“Conversely, larger and more acquisitive firms, which may be relatively robust, will be looking to take this opportunity to grow their profitable business areas on the basis that the current crisis is ultimately temporary.
“As a result, I’d certainly envisage a swath of acquisitions and mergers in the sector. In any event, the ever-increasing burden of regulation for smaller financial advisory firms was creating a consolidation momentum and this has not gone away.”
Ian Barton, partner and corporate finance specialist at business advisory business Quantuma, also anticipates ongoing demand in the sector: “Volatile markets always create both challenge and opportunity, and I would expect to see an increase in IFA businesses coming to market in the next six to 12 months, both for normal business disposal reasons, but also for reasons of financial stress. This will create a consolidation opportunity for those larger IFAs with investment and management capacity”.
Raising money to fund acquisitions
Finding the money to pay for acquisitions might be a more uncertain prospect now, as Giles Dunning, financial-services mergers and acquisitions specialist and partner at law firm Stephens Scown, LLP says: “Prior to recent events, funding was in plentiful supply for those looking to acquire advisory businesses.
“A significant proportion of the funding came from private equity and it remains to be seen whether the sector will remain attractive to private equity investors.”
Some, however, already have funding lined up, as Mr Kerr explains: “We’re fortunate that we’ve got established relationships with our funding partners, whom we’ve engaged with throughout the current environment, and have secured acquisition funding for the remainder of the year.”

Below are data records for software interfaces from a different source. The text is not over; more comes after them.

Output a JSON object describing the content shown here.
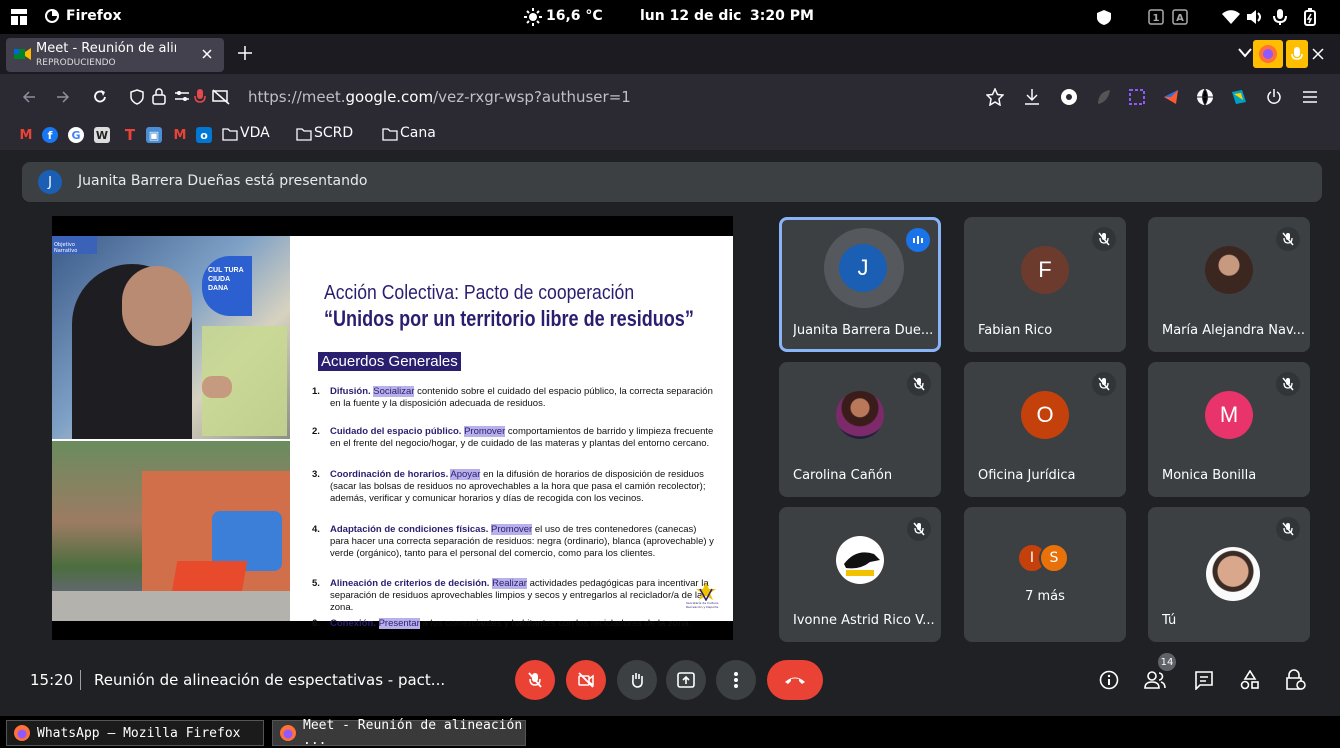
{
  "system_bar": {
    "app_name": "Firefox",
    "weather": "16,6 °C",
    "date": "lun 12 de dic",
    "time": "3:20 PM"
  },
  "browser": {
    "tab_title": "Meet - Reunión de alineac",
    "tab_status": "REPRODUCIENDO",
    "url_prefix": "https://meet.",
    "url_domain": "google.com",
    "url_suffix": "/vez-rxgr-wsp?authuser=1"
  },
  "bookmarks": {
    "folders": [
      "VDA",
      "SCRD",
      "Cana"
    ]
  },
  "meet": {
    "presenting_banner": {
      "initial": "J",
      "text": "Juanita Barrera Dueñas está presentando"
    },
    "slide": {
      "badge": "Objetivo Narrativo",
      "building_text": "CUL TURA CIUDA DANA",
      "title_line1": "Acción Colectiva: Pacto de cooperación",
      "title_line2": "“Unidos por un territorio libre de residuos”",
      "section": "Acuerdos Generales",
      "items": [
        {
          "num": "1.",
          "head": "Difusión.",
          "hl": "Socializar",
          "rest": " contenido sobre el cuidado del espacio público, la correcta separación en la fuente y la disposición adecuada de residuos."
        },
        {
          "num": "2.",
          "head": "Cuidado del espacio público.",
          "hl": "Promover",
          "rest": " comportamientos de barrido y limpieza frecuente en el frente del negocio/hogar, y de cuidado de las materas y plantas del entorno cercano."
        },
        {
          "num": "3.",
          "head": "Coordinación de horarios.",
          "hl": "Apoyar",
          "rest": " en la difusión de horarios de disposición de residuos (sacar las bolsas de residuos no aprovechables a la hora que pasa el camión recolector); además, verificar y comunicar horarios y días de recogida con los vecinos."
        },
        {
          "num": "4.",
          "head": "Adaptación de condiciones físicas.",
          "hl": "Promover",
          "rest": " el uso de tres contenedores (canecas) para hacer una correcta separación de residuos: negra (ordinario), blanca (aprovechable) y verde (orgánico), tanto para el personal del comercio, como para los clientes."
        },
        {
          "num": "5.",
          "head": "Alineación de criterios de decisión.",
          "hl": "Realizar",
          "rest": " actividades pedagógicas para incentivar la separación de residuos aprovechables limpios y secos y entregarlos al reciclador/a de la zona."
        },
        {
          "num": "6.",
          "head": "Conexión.",
          "hl": "Presentar",
          "rest": " a los comerciantes y habitantes con los recicladores de la zona."
        }
      ],
      "logo_text": "Secretaría de Cultura, Recreación y Deporte"
    },
    "participants": [
      {
        "name": "Juanita Barrera Due...",
        "initial": "J",
        "color": "#1a5fb4"
      },
      {
        "name": "Fabian Rico",
        "initial": "F",
        "color": "#6d3b2e"
      },
      {
        "name": "María Alejandra Nav...",
        "initial": "",
        "color": ""
      },
      {
        "name": "Carolina Cañón",
        "initial": "",
        "color": ""
      },
      {
        "name": "Oficina Jurídica",
        "initial": "O",
        "color": "#c4410c"
      },
      {
        "name": "Monica Bonilla",
        "initial": "M",
        "color": "#e8336b"
      },
      {
        "name": "Ivonne Astrid Rico V...",
        "initial": "",
        "color": ""
      },
      {
        "name": "7 más",
        "initial": "",
        "color": ""
      },
      {
        "name": "Tú",
        "initial": "",
        "color": ""
      }
    ],
    "more_initials": [
      "I",
      "S"
    ],
    "meeting_time": "15:20",
    "meeting_title": "Reunión de alineación de espectativas - pact...",
    "people_count": "14",
    "colors": {
      "red": "#ea4335",
      "active_border": "#8ab4f8",
      "tile": "#3c4043",
      "bg": "#202124"
    }
  },
  "taskbar": {
    "items": [
      "WhatsApp — Mozilla Firefox",
      "Meet - Reunión de alineación ..."
    ]
  }
}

Others will be able to raise money too, as Mr Barton observes: “For well-run businesses with clear strategies there is always investment capital available.”
How much is paid is another issue for companies to contend with, whether buying or selling. As Mr Dunning says: “The biggest difficulty for sellers and acquirers alike is how to value advisory businesses in the current climate. Many firms base their charges on a percentage of funds under management, which can be affected in a falling market.

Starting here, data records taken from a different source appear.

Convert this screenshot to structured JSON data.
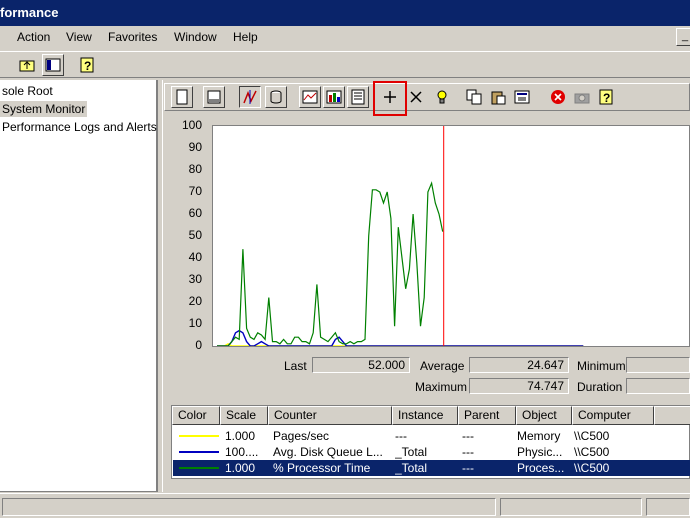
{
  "window": {
    "title": "formance"
  },
  "menu": {
    "items": [
      "Action",
      "View",
      "Favorites",
      "Window",
      "Help"
    ]
  },
  "tree": {
    "items": [
      "sole Root",
      "System Monitor",
      "Performance Logs and Alerts"
    ]
  },
  "graph": {
    "y_ticks": [
      "100",
      "90",
      "80",
      "70",
      "60",
      "50",
      "40",
      "30",
      "20",
      "10",
      "0"
    ],
    "colors": {
      "pages": "#ffff00",
      "disk": "#0000c0",
      "processor": "#008000",
      "time_bar": "#ff0000"
    }
  },
  "chart_data": {
    "type": "line",
    "ylim": [
      0,
      100
    ],
    "grid": false,
    "series": [
      {
        "name": "Pages/sec",
        "values": [
          0,
          0,
          0,
          1,
          0,
          0,
          0,
          0,
          0,
          0,
          0,
          0,
          0,
          0,
          0,
          0,
          0,
          0,
          0,
          0,
          0,
          0,
          0,
          0,
          0,
          0,
          0,
          0,
          0,
          0,
          0,
          0,
          0,
          0,
          0,
          0,
          0,
          0,
          0,
          0,
          0,
          0,
          0,
          0,
          0,
          0,
          0,
          0,
          0,
          0,
          0,
          0,
          0,
          0,
          0,
          0,
          0,
          0,
          0,
          0,
          0,
          0,
          0,
          0,
          0,
          0,
          0,
          0,
          0,
          0,
          0,
          0,
          0,
          0,
          0,
          0,
          0,
          0,
          0,
          0,
          0,
          0,
          0,
          0,
          0,
          0,
          0,
          0,
          0,
          0,
          0,
          0,
          0,
          0,
          0,
          0,
          0,
          0,
          0,
          0
        ]
      },
      {
        "name": "Avg. Disk Queue Length",
        "values": [
          0,
          0,
          0,
          0,
          2,
          6,
          7,
          6,
          2,
          0,
          0,
          1,
          2,
          1,
          0,
          0,
          0,
          0,
          0,
          0,
          0,
          0,
          0,
          0,
          0,
          0,
          0,
          0,
          0,
          0,
          0,
          0,
          3,
          4,
          2,
          0,
          0,
          0,
          0,
          0,
          0,
          0,
          0,
          0,
          0,
          0,
          0,
          0,
          0,
          0,
          0,
          0,
          0,
          0,
          0,
          0,
          0,
          0,
          0,
          0,
          0,
          0,
          0,
          0,
          0,
          0,
          0,
          0,
          0,
          0,
          0,
          0,
          0,
          0,
          0,
          0,
          0,
          0,
          0,
          0,
          0,
          0,
          0,
          0,
          0,
          0,
          0,
          0,
          0,
          0,
          0,
          0,
          0,
          0,
          0,
          0,
          0,
          0,
          0,
          0
        ]
      },
      {
        "name": "% Processor Time",
        "values": [
          0,
          0,
          0,
          0,
          2,
          4,
          3,
          44,
          8,
          4,
          3,
          6,
          5,
          3,
          22,
          2,
          2,
          1,
          3,
          1,
          1,
          4,
          4,
          2,
          2,
          1,
          6,
          28,
          4,
          3,
          2,
          4,
          6,
          2,
          1,
          1,
          2,
          1,
          2,
          2,
          3,
          50,
          71,
          71,
          70,
          65,
          70,
          58,
          9,
          54,
          40,
          26,
          35,
          60,
          38,
          9,
          22,
          70,
          74,
          65,
          60,
          52
        ]
      }
    ]
  },
  "stats": {
    "last_label": "Last",
    "last_value": "52.000",
    "average_label": "Average",
    "average_value": "24.647",
    "minimum_label": "Minimum",
    "minimum_value": "",
    "maximum_label": "Maximum",
    "maximum_value": "74.747",
    "duration_label": "Duration",
    "duration_value": ""
  },
  "legend": {
    "headers": [
      "Color",
      "Scale",
      "Counter",
      "Instance",
      "Parent",
      "Object",
      "Computer"
    ],
    "rows": [
      {
        "color": "#ffff00",
        "scale": "1.000",
        "counter": "Pages/sec",
        "instance": "---",
        "parent": "---",
        "object": "Memory",
        "computer": "\\\\C500"
      },
      {
        "color": "#0000c0",
        "scale": "100....",
        "counter": "Avg. Disk Queue L...",
        "instance": "_Total",
        "parent": "---",
        "object": "Physic...",
        "computer": "\\\\C500"
      },
      {
        "color": "#008000",
        "scale": "1.000",
        "counter": "% Processor Time",
        "instance": "_Total",
        "parent": "---",
        "object": "Proces...",
        "computer": "\\\\C500"
      }
    ]
  }
}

“The hope is that markets will recover further from current levels, and many sellers will want to see that potential increases, based on further market recovery, are built into their valuations.

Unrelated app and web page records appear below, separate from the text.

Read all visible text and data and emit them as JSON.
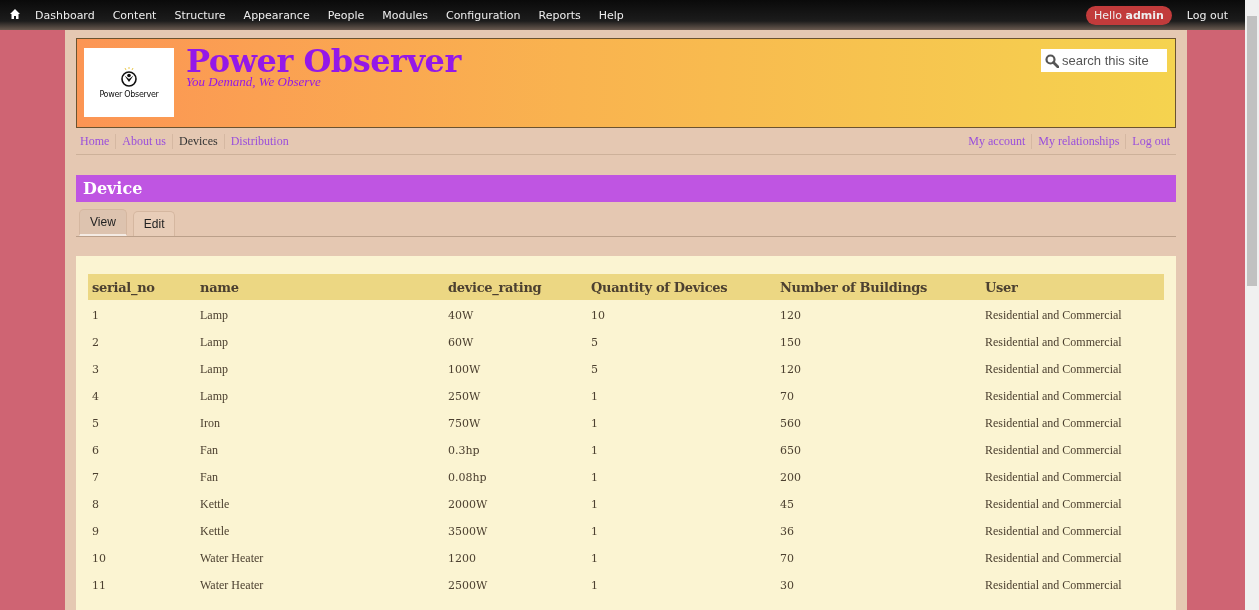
{
  "toolbar": {
    "items": [
      "Dashboard",
      "Content",
      "Structure",
      "Appearance",
      "People",
      "Modules",
      "Configuration",
      "Reports",
      "Help"
    ],
    "greeting": "Hello **admin**",
    "logout": "Log out"
  },
  "site": {
    "logo_text": "Power Observer",
    "name": "Power Observer",
    "slogan": "You Demand, We Observe",
    "search": {
      "placeholder": "search this site"
    }
  },
  "main_menu": [
    {
      "label": "Home",
      "selected": false
    },
    {
      "label": "About us",
      "selected": false
    },
    {
      "label": "Devices",
      "selected": true
    },
    {
      "label": "Distribution",
      "selected": false
    }
  ],
  "secondary_menu": [
    "My account",
    "My relationships",
    "Log out"
  ],
  "page_title": "Device",
  "tabs": [
    {
      "label": "View",
      "selected": true
    },
    {
      "label": "Edit",
      "selected": false
    }
  ],
  "table": {
    "columns": [
      "serial_no",
      "name",
      "device_rating",
      "Quantity of Devices",
      "Number of Buildings",
      "User"
    ],
    "rows": [
      [
        "1",
        "Lamp",
        "40W",
        "10",
        "120",
        "Residential and Commercial"
      ],
      [
        "2",
        "Lamp",
        "60W",
        "5",
        "150",
        "Residential and Commercial"
      ],
      [
        "3",
        "Lamp",
        "100W",
        "5",
        "120",
        "Residential and Commercial"
      ],
      [
        "4",
        "Lamp",
        "250W",
        "1",
        "70",
        "Residential and Commercial"
      ],
      [
        "5",
        "Iron",
        "750W",
        "1",
        "560",
        "Residential and Commercial"
      ],
      [
        "6",
        "Fan",
        "0.3hp",
        "1",
        "650",
        "Residential and Commercial"
      ],
      [
        "7",
        "Fan",
        "0.08hp",
        "1",
        "200",
        "Residential and Commercial"
      ],
      [
        "8",
        "Kettle",
        "2000W",
        "1",
        "45",
        "Residential and Commercial"
      ],
      [
        "9",
        "Kettle",
        "3500W",
        "1",
        "36",
        "Residential and Commercial"
      ],
      [
        "10",
        "Water Heater",
        "1200",
        "1",
        "70",
        "Residential and Commercial"
      ],
      [
        "11",
        "Water Heater",
        "2500W",
        "1",
        "30",
        "Residential and Commercial"
      ]
    ]
  }
}
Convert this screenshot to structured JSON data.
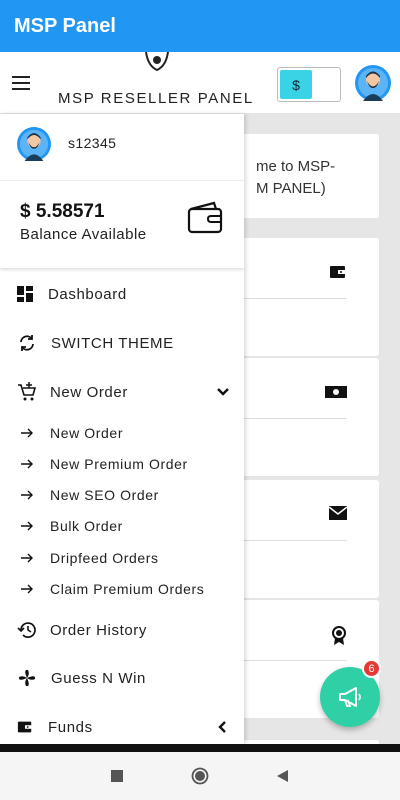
{
  "app_bar": {
    "title": "MSP Panel"
  },
  "header": {
    "brand": "MSP RESELLER PANEL",
    "currency_symbol": "$"
  },
  "welcome": {
    "line1": "me to MSP-",
    "line2": "M PANEL)"
  },
  "drawer": {
    "username": "s12345",
    "balance_amount": "$ 5.58571",
    "balance_label": "Balance Available",
    "items": {
      "dashboard": "Dashboard",
      "switch_theme": "SWITCH THEME",
      "new_order_group": "New Order",
      "order_history": "Order History",
      "guess_n_win": "Guess N Win",
      "funds": "Funds"
    },
    "sub_items": [
      "New Order",
      "New Premium Order",
      "New SEO Order",
      "Bulk Order",
      "Dripfeed Orders",
      "Claim Premium Orders"
    ]
  },
  "fab": {
    "badge_count": "6",
    "icon": "megaphone-icon"
  },
  "colors": {
    "app_bar": "#2196f3",
    "currency_toggle": "#3ad3e6",
    "fab": "#30d0a6",
    "badge": "#e53935"
  }
}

“At the moment it is more likely that acquirers will hedge their bets in terms of headline valuations, and it is not as easy to make offers as attractive as we were seeing as recently as three to six months ago.”